Your task = Collect all lines below with the string "Hardware".

Stored dataset items:
::::::::

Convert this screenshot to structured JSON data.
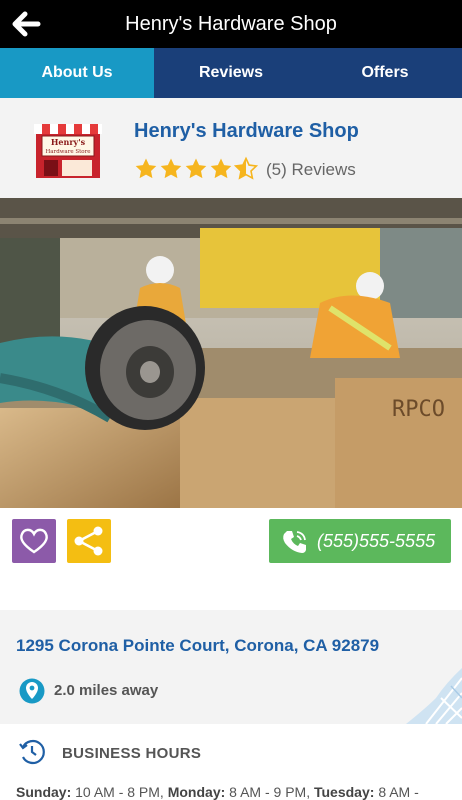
{
  "header": {
    "title": "Henry's Hardware Shop"
  },
  "tabs": [
    {
      "label": "About Us",
      "active": true
    },
    {
      "label": "Reviews",
      "active": false
    },
    {
      "label": "Offers",
      "active": false
    }
  ],
  "business": {
    "name": "Henry's Hardware Shop",
    "logo_text": [
      "Henry's",
      "Hardware Store"
    ],
    "rating": 4.5,
    "reviews_label": "(5) Reviews"
  },
  "hero_image": {
    "crate_text": "RPCO"
  },
  "actions": {
    "phone": "(555)555-5555"
  },
  "address": {
    "line": "1295 Corona Pointe Court, Corona, CA 92879",
    "distance": "2.0 miles away"
  },
  "hours": {
    "title": "BUSINESS HOURS",
    "entries": [
      {
        "day": "Sunday:",
        "time": "10 AM - 8 PM,"
      },
      {
        "day": "Monday:",
        "time": "8 AM - 9 PM,"
      },
      {
        "day": "Tuesday:",
        "time": "8 AM -"
      }
    ]
  },
  "colors": {
    "topbar": "#000000",
    "tab_active": "#1899c5",
    "tab_inactive": "#1a3f79",
    "title_blue": "#1f5fa5",
    "star": "#f6b51e",
    "favorite": "#8c5aa9",
    "share": "#f4be12",
    "call": "#5cb85c"
  },
  "icons": [
    "back-arrow-icon",
    "star-icon",
    "heart-icon",
    "share-icon",
    "phone-icon",
    "location-pin-icon",
    "clock-icon"
  ]
}
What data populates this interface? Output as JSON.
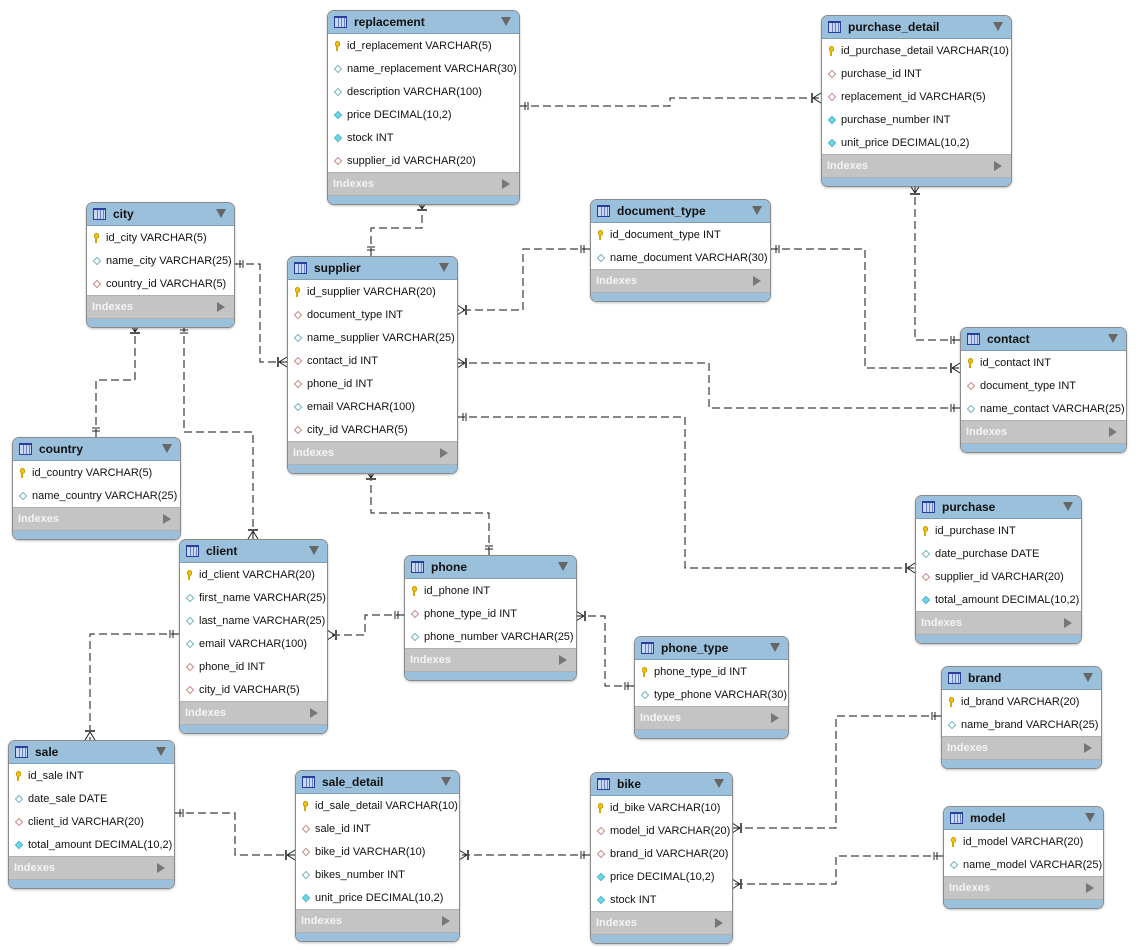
{
  "diagram": {
    "type": "EER diagram",
    "indexes_label": "Indexes",
    "tables": [
      {
        "name": "replacement",
        "columns": [
          {
            "text": "id_replacement VARCHAR(5)",
            "kind": "pk"
          },
          {
            "text": "name_replacement VARCHAR(30)",
            "kind": "nullable"
          },
          {
            "text": "description VARCHAR(100)",
            "kind": "nullable"
          },
          {
            "text": "price DECIMAL(10,2)",
            "kind": "not-null"
          },
          {
            "text": "stock INT",
            "kind": "not-null"
          },
          {
            "text": "supplier_id VARCHAR(20)",
            "kind": "fk"
          }
        ]
      },
      {
        "name": "purchase_detail",
        "columns": [
          {
            "text": "id_purchase_detail VARCHAR(10)",
            "kind": "pk"
          },
          {
            "text": "purchase_id INT",
            "kind": "fk"
          },
          {
            "text": "replacement_id VARCHAR(5)",
            "kind": "fk"
          },
          {
            "text": "purchase_number INT",
            "kind": "not-null"
          },
          {
            "text": "unit_price DECIMAL(10,2)",
            "kind": "not-null"
          }
        ]
      },
      {
        "name": "city",
        "columns": [
          {
            "text": "id_city VARCHAR(5)",
            "kind": "pk"
          },
          {
            "text": "name_city VARCHAR(25)",
            "kind": "nullable"
          },
          {
            "text": "country_id VARCHAR(5)",
            "kind": "fk"
          }
        ]
      },
      {
        "name": "document_type",
        "columns": [
          {
            "text": "id_document_type INT",
            "kind": "pk"
          },
          {
            "text": "name_document VARCHAR(30)",
            "kind": "nullable"
          }
        ]
      },
      {
        "name": "supplier",
        "columns": [
          {
            "text": "id_supplier VARCHAR(20)",
            "kind": "pk"
          },
          {
            "text": "document_type INT",
            "kind": "fk"
          },
          {
            "text": "name_supplier VARCHAR(25)",
            "kind": "nullable"
          },
          {
            "text": "contact_id INT",
            "kind": "fk"
          },
          {
            "text": "phone_id INT",
            "kind": "fk"
          },
          {
            "text": "email VARCHAR(100)",
            "kind": "nullable"
          },
          {
            "text": "city_id VARCHAR(5)",
            "kind": "fk"
          }
        ]
      },
      {
        "name": "contact",
        "columns": [
          {
            "text": "id_contact INT",
            "kind": "pk"
          },
          {
            "text": "document_type INT",
            "kind": "fk"
          },
          {
            "text": "name_contact VARCHAR(25)",
            "kind": "nullable"
          }
        ]
      },
      {
        "name": "country",
        "columns": [
          {
            "text": "id_country VARCHAR(5)",
            "kind": "pk"
          },
          {
            "text": "name_country VARCHAR(25)",
            "kind": "nullable"
          }
        ]
      },
      {
        "name": "purchase",
        "columns": [
          {
            "text": "id_purchase INT",
            "kind": "pk"
          },
          {
            "text": "date_purchase DATE",
            "kind": "nullable"
          },
          {
            "text": "supplier_id VARCHAR(20)",
            "kind": "fk"
          },
          {
            "text": "total_amount DECIMAL(10,2)",
            "kind": "not-null"
          }
        ]
      },
      {
        "name": "client",
        "columns": [
          {
            "text": "id_client VARCHAR(20)",
            "kind": "pk"
          },
          {
            "text": "first_name VARCHAR(25)",
            "kind": "nullable"
          },
          {
            "text": "last_name VARCHAR(25)",
            "kind": "nullable"
          },
          {
            "text": "email VARCHAR(100)",
            "kind": "nullable"
          },
          {
            "text": "phone_id INT",
            "kind": "fk"
          },
          {
            "text": "city_id VARCHAR(5)",
            "kind": "fk"
          }
        ]
      },
      {
        "name": "phone",
        "columns": [
          {
            "text": "id_phone INT",
            "kind": "pk"
          },
          {
            "text": "phone_type_id INT",
            "kind": "fk"
          },
          {
            "text": "phone_number VARCHAR(25)",
            "kind": "nullable"
          }
        ]
      },
      {
        "name": "phone_type",
        "columns": [
          {
            "text": "phone_type_id INT",
            "kind": "pk"
          },
          {
            "text": "type_phone VARCHAR(30)",
            "kind": "nullable"
          }
        ]
      },
      {
        "name": "brand",
        "columns": [
          {
            "text": "id_brand VARCHAR(20)",
            "kind": "pk"
          },
          {
            "text": "name_brand VARCHAR(25)",
            "kind": "nullable"
          }
        ]
      },
      {
        "name": "sale",
        "columns": [
          {
            "text": "id_sale INT",
            "kind": "pk"
          },
          {
            "text": "date_sale DATE",
            "kind": "nullable"
          },
          {
            "text": "client_id VARCHAR(20)",
            "kind": "fk"
          },
          {
            "text": "total_amount DECIMAL(10,2)",
            "kind": "not-null"
          }
        ]
      },
      {
        "name": "sale_detail",
        "columns": [
          {
            "text": "id_sale_detail VARCHAR(10)",
            "kind": "pk"
          },
          {
            "text": "sale_id INT",
            "kind": "fk"
          },
          {
            "text": "bike_id VARCHAR(10)",
            "kind": "fk"
          },
          {
            "text": "bikes_number INT",
            "kind": "nullable"
          },
          {
            "text": "unit_price DECIMAL(10,2)",
            "kind": "not-null"
          }
        ]
      },
      {
        "name": "bike",
        "columns": [
          {
            "text": "id_bike VARCHAR(10)",
            "kind": "pk"
          },
          {
            "text": "model_id VARCHAR(20)",
            "kind": "fk"
          },
          {
            "text": "brand_id VARCHAR(20)",
            "kind": "fk"
          },
          {
            "text": "price DECIMAL(10,2)",
            "kind": "not-null"
          },
          {
            "text": "stock INT",
            "kind": "not-null"
          }
        ]
      },
      {
        "name": "model",
        "columns": [
          {
            "text": "id_model VARCHAR(20)",
            "kind": "pk"
          },
          {
            "text": "name_model VARCHAR(25)",
            "kind": "nullable"
          }
        ]
      }
    ],
    "relationships": [
      {
        "from": "replacement",
        "to": "purchase_detail",
        "from_card": "one",
        "to_card": "many"
      },
      {
        "from": "supplier",
        "to": "replacement",
        "from_card": "one",
        "to_card": "many"
      },
      {
        "from": "purchase",
        "to": "purchase_detail",
        "from_card": "one",
        "to_card": "many"
      },
      {
        "from": "document_type",
        "to": "supplier",
        "from_card": "one",
        "to_card": "many"
      },
      {
        "from": "document_type",
        "to": "contact",
        "from_card": "one",
        "to_card": "many"
      },
      {
        "from": "city",
        "to": "supplier",
        "from_card": "one",
        "to_card": "many"
      },
      {
        "from": "contact",
        "to": "supplier",
        "from_card": "one",
        "to_card": "many"
      },
      {
        "from": "supplier",
        "to": "purchase",
        "from_card": "one",
        "to_card": "many"
      },
      {
        "from": "country",
        "to": "city",
        "from_card": "one",
        "to_card": "many"
      },
      {
        "from": "city",
        "to": "client",
        "from_card": "one",
        "to_card": "many"
      },
      {
        "from": "phone",
        "to": "supplier",
        "from_card": "one",
        "to_card": "many"
      },
      {
        "from": "phone",
        "to": "client",
        "from_card": "one",
        "to_card": "many"
      },
      {
        "from": "phone_type",
        "to": "phone",
        "from_card": "one",
        "to_card": "many"
      },
      {
        "from": "client",
        "to": "sale",
        "from_card": "one",
        "to_card": "many"
      },
      {
        "from": "sale",
        "to": "sale_detail",
        "from_card": "one",
        "to_card": "many"
      },
      {
        "from": "bike",
        "to": "sale_detail",
        "from_card": "one",
        "to_card": "many"
      },
      {
        "from": "brand",
        "to": "bike",
        "from_card": "one",
        "to_card": "many"
      },
      {
        "from": "model",
        "to": "bike",
        "from_card": "one",
        "to_card": "many"
      }
    ]
  },
  "colors": {
    "header": "#9ac0dc",
    "indexes_bar": "#c4c4c4",
    "pk_key": "#f1c40f",
    "fk_diamond": "#c8857f",
    "not_null_diamond": "#6fd6e6",
    "nullable_diamond": "#6fb3bf"
  }
}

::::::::

Exercise output =
    "title": "Henry's Hardware Shop"
    "name": "Henry's Hardware Shop",
      "Hardware Store"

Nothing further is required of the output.